Deputy Mayor Chuck Lowery spoke about the value of clean beaches to people and wildlife.
Councilwoman Esther Sanchez said a clean ocean is vital to the local economy.
“It has a huge impact on the coastline and environment, and our tourist-serving economy,” Sanchez said.
Oceanside is dependent on the ocean for recreation uses, tourism, commercial boating and fishing, which add to the city’s economy.
The risk of oil spills from offshore drilling jeopardize the local environment.
“Spills damage oceans, beaches — they are highly fatal and clearly toxic,” Lowery said.
Lowery said the city already faces challenges of guarding the ocean from sewage, industrial uses and climate impacts.
There are also oil platform safety concerns. In its declaration of opposition, the city cited the 1969 oil spill off the cost of Santa Barbara and 2015 offshore pipeline burst at Refugio State Park.
Drilling accidents that pollute the coast, harm wildlife and people, and negatively affect recreation and commercial activities are essentially a matter of when.
There is also concern offshore drilling will further the state’s dependence on fossil fuels and undermine efforts to reduce greenhouse gas emissions.
The call to action to oppose offshore drilling came because the Interior Department’s Bureau of Ocean Energy Management is considering expanding the Outer Continental Shelf Leasing Program for 2019 to 2024, and is soliciting public comments.
A group of concerned residents from Oceana ocean advocacy group arrived with awareness stickers, posters and opposition signup sheets after the council vote. Group members did not speak to City Council, but said they are pleased to hear the council opposed offshore drilling. The group works worldwide to secure policies that protect marine life and habitats.
Also on record in opposing offshore drilling are the state governor, attorney general, state senate, State Lands Commission, Coastal Commission and Fish and Game Commission.
Earlier in the meeting, City Council approve a resolution to authorize application for a beach restoration grant. The state grant of $850,000 will help fund a Shoreline Feasibility Study by the Army Corps of Engineers.
The state Department of Parks and Recreation, Division of Boating and Waterway is awarding grants to help preserve the state shoreline, minimize economic losses caused by erosion and maintain recreational beaches.
Oceanside is a good match for funds. The city has a 76-year history of beach erosion resulting from Camp Pendleton Harbor being constructed in 1942. The federal government works with the city to mitigate sand loss through sand replenishment efforts.

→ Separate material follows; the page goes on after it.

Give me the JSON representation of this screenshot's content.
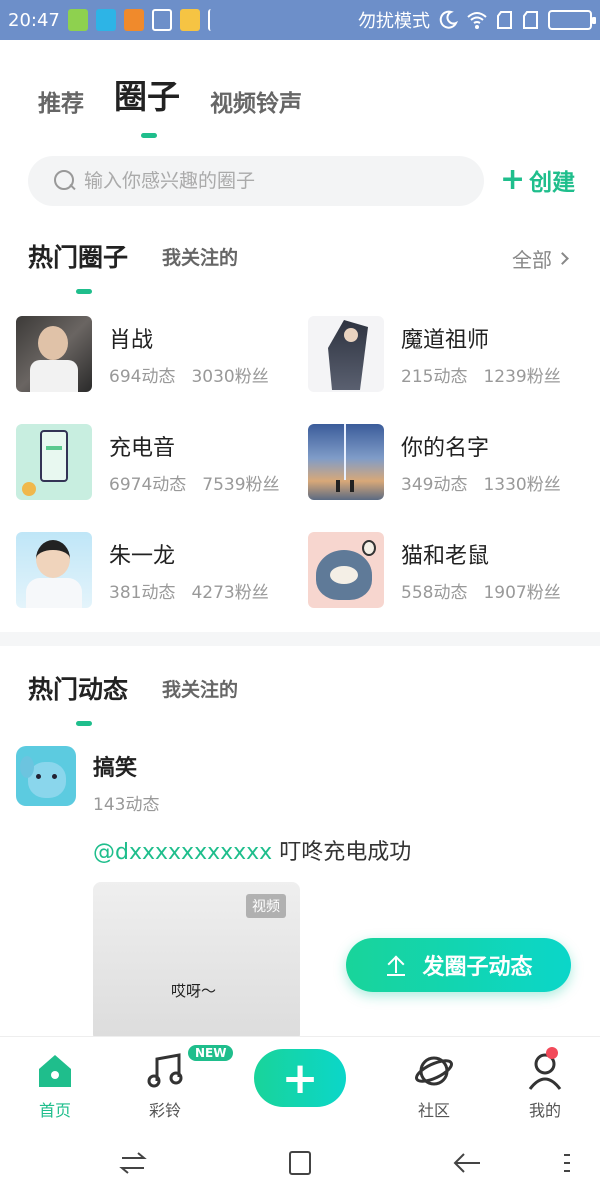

A Shoreline Study is needed to find a permanent solution. The federal government promised a study to the city but later said it did not have enough funds to follow through with a full study. Grant funds would fulfill 85 percent of the shortfall.
No date was shared on when grant application results are expected.